» What is needed: All of the data that follows should be retyped exactly as it appears.

[Dataset rows describing interfaces]
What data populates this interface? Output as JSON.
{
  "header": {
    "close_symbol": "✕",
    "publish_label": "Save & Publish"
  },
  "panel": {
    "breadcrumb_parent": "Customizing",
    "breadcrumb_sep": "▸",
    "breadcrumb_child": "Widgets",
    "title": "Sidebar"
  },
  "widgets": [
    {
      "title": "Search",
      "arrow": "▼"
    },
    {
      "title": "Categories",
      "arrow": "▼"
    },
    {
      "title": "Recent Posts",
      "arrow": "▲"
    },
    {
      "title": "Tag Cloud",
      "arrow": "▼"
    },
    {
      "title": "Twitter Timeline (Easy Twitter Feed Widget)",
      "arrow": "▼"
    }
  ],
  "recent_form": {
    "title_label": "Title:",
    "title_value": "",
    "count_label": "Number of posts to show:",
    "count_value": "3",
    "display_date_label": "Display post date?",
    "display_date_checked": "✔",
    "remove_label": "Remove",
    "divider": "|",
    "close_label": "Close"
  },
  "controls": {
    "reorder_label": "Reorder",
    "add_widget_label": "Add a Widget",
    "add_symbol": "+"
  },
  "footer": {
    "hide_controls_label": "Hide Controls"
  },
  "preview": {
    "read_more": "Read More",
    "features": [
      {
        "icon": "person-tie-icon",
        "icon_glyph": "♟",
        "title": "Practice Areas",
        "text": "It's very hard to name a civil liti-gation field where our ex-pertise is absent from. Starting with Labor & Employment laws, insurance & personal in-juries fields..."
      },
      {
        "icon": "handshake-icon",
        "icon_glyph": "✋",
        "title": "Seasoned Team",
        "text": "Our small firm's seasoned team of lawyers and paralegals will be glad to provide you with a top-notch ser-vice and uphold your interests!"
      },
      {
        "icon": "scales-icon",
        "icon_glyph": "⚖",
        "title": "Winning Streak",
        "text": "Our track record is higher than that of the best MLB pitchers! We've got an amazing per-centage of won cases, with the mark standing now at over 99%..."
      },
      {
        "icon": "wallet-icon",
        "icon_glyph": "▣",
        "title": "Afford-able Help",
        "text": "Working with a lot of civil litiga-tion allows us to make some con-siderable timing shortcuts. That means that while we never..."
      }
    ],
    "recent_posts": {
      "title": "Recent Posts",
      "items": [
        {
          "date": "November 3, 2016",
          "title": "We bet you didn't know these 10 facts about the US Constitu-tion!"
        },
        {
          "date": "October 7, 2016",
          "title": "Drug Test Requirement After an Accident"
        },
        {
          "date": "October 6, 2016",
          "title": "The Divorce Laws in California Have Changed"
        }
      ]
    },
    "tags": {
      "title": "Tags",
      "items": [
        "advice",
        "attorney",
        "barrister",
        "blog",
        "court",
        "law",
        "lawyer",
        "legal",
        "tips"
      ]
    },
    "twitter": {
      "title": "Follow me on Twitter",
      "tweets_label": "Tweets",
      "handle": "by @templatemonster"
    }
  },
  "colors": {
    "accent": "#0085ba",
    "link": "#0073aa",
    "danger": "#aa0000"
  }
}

» Task result:
What data populates this interface? Output as JSON.
{
  "header": {
    "close_symbol": "✕",
    "publish_label": "Save & Publish"
  },
  "panel": {
    "breadcrumb_parent": "Customizing",
    "breadcrumb_sep": "▸",
    "breadcrumb_child": "Widgets",
    "title": "Sidebar"
  },
  "widgets": [
    {
      "title": "Search",
      "arrow": "▼"
    },
    {
      "title": "Categories",
      "arrow": "▼"
    },
    {
      "title": "Recent Posts",
      "arrow": "▲"
    },
    {
      "title": "Tag Cloud",
      "arrow": "▼"
    },
    {
      "title": "Twitter Timeline (Easy Twitter Feed Widget)",
      "arrow": "▼"
    }
  ],
  "recent_form": {
    "title_label": "Title:",
    "title_value": "",
    "count_label": "Number of posts to show:",
    "count_value": "3",
    "display_date_label": "Display post date?",
    "display_date_checked": "✔",
    "remove_label": "Remove",
    "divider": "|",
    "close_label": "Close"
  },
  "controls": {
    "reorder_label": "Reorder",
    "add_widget_label": "Add a Widget",
    "add_symbol": "+"
  },
  "footer": {
    "hide_controls_label": "Hide Controls"
  },
  "preview": {
    "read_more": "Read More",
    "features": [
      {
        "icon": "person-tie-icon",
        "icon_glyph": "♟",
        "title": "Practice Areas",
        "text": "It's very hard to name a civil liti-gation field where our ex-pertise is absent from. Starting with Labor & Employment laws, insurance & personal in-juries fields..."
      },
      {
        "icon": "handshake-icon",
        "icon_glyph": "✋",
        "title": "Seasoned Team",
        "text": "Our small firm's seasoned team of lawyers and paralegals will be glad to provide you with a top-notch ser-vice and uphold your interests!"
      },
      {
        "icon": "scales-icon",
        "icon_glyph": "⚖",
        "title": "Winning Streak",
        "text": "Our track record is higher than that of the best MLB pitchers! We've got an amazing per-centage of won cases, with the mark standing now at over 99%..."
      },
      {
        "icon": "wallet-icon",
        "icon_glyph": "▣",
        "title": "Afford-able Help",
        "text": "Working with a lot of civil litiga-tion allows us to make some con-siderable timing shortcuts. That means that while we never..."
      }
    ],
    "recent_posts": {
      "title": "Recent Posts",
      "items": [
        {
          "date": "November 3, 2016",
          "title": "We bet you didn't know these 10 facts about the US Constitu-tion!"
        },
        {
          "date": "October 7, 2016",
          "title": "Drug Test Requirement After an Accident"
        },
        {
          "date": "October 6, 2016",
          "title": "The Divorce Laws in California Have Changed"
        }
      ]
    },
    "tags": {
      "title": "Tags",
      "items": [
        "advice",
        "attorney",
        "barrister",
        "blog",
        "court",
        "law",
        "lawyer",
        "legal",
        "tips"
      ]
    },
    "twitter": {
      "title": "Follow me on Twitter",
      "tweets_label": "Tweets",
      "handle": "by @templatemonster"
    }
  },
  "colors": {
    "accent": "#0085ba",
    "link": "#0073aa",
    "danger": "#aa0000"
  }
}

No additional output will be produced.